• [What this task involves]:
Go through the data and retrieve each line that includes the string "gitignore".

.....

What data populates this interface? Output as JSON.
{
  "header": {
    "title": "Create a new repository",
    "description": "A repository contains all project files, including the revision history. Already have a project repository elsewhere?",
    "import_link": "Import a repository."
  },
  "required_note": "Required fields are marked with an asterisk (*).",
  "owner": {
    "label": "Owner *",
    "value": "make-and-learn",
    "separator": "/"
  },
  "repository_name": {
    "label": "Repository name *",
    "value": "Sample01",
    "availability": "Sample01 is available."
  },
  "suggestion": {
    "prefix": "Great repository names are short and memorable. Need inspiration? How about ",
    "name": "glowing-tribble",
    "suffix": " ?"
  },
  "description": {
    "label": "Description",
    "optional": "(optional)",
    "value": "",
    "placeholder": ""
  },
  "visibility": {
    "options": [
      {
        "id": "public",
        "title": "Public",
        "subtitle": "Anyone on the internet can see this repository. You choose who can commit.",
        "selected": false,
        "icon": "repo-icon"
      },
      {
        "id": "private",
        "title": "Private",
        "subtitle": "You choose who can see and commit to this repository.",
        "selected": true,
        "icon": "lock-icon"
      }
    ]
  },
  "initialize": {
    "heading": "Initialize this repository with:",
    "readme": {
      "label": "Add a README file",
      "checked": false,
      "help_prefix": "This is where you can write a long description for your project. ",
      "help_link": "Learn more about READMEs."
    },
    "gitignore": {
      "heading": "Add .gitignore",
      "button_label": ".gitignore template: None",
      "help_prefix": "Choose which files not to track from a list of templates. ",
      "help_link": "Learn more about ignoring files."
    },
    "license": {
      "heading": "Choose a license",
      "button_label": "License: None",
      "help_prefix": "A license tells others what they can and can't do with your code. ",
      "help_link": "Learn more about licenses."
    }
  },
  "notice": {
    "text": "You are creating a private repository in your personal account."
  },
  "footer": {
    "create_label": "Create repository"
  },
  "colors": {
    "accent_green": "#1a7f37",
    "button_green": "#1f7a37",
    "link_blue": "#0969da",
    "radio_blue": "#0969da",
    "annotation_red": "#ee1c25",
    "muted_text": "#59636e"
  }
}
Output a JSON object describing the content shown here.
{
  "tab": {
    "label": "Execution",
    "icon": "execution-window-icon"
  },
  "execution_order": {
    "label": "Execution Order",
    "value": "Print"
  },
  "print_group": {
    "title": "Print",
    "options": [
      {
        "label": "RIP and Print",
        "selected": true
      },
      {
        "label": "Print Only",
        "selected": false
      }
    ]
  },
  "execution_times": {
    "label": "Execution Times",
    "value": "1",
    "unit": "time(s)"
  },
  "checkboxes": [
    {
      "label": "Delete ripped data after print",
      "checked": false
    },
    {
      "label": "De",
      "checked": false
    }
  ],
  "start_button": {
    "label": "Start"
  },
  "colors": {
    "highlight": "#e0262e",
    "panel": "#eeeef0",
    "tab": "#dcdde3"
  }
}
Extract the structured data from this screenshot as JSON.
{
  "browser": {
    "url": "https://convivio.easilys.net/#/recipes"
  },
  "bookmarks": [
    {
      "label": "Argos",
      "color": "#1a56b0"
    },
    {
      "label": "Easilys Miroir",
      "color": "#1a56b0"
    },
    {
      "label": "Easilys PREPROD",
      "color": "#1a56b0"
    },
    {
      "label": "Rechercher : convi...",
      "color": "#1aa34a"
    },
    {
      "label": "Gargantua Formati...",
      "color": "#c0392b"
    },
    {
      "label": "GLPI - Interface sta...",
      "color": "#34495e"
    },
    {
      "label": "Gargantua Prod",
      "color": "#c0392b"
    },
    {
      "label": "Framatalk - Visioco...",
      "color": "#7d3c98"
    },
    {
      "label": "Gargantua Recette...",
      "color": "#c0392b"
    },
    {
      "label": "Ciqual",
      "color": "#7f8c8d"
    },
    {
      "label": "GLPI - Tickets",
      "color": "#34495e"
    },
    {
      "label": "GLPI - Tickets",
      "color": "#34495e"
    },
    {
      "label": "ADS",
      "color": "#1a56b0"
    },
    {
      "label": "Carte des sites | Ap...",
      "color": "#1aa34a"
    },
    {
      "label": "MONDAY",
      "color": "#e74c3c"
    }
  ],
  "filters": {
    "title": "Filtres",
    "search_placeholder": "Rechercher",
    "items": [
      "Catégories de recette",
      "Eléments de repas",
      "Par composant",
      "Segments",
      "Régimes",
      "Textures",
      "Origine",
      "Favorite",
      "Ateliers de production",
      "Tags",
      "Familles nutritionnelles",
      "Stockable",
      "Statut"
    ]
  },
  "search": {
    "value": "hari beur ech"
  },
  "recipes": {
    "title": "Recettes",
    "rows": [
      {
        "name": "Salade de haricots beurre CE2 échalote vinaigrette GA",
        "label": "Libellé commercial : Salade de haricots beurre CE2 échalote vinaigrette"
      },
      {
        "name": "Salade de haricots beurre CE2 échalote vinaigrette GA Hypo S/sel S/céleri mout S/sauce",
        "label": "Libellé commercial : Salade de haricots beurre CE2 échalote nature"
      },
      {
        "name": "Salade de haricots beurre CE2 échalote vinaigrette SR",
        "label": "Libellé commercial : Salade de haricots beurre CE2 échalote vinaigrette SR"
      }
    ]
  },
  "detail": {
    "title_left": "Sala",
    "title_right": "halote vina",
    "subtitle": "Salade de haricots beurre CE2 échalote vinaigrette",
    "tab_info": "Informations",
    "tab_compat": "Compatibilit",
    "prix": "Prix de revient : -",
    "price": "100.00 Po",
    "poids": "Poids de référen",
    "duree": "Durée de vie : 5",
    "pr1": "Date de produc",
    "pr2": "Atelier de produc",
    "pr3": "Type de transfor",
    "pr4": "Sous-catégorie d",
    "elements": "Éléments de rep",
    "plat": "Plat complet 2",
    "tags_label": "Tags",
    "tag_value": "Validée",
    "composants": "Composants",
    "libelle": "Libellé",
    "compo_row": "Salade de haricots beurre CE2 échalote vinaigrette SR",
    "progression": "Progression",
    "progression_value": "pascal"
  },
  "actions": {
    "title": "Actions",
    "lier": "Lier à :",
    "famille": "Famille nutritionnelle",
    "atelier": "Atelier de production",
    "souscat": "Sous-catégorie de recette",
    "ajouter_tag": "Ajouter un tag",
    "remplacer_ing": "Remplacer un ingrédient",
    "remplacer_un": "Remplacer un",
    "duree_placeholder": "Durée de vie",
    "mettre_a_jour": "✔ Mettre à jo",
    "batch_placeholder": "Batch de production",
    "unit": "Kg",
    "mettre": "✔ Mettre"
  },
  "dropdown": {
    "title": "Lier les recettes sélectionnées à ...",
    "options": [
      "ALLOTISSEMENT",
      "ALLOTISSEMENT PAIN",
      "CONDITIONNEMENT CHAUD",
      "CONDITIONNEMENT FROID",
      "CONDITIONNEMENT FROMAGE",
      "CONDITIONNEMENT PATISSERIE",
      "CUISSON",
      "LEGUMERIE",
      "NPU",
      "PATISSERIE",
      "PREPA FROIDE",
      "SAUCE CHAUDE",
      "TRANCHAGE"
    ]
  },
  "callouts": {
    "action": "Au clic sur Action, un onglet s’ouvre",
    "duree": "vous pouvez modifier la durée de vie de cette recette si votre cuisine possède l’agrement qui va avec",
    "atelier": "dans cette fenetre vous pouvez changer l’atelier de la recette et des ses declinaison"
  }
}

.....

• [Task result]:
    "gitignore": {
      "heading": "Add .gitignore",
      "button_label": ".gitignore template: None",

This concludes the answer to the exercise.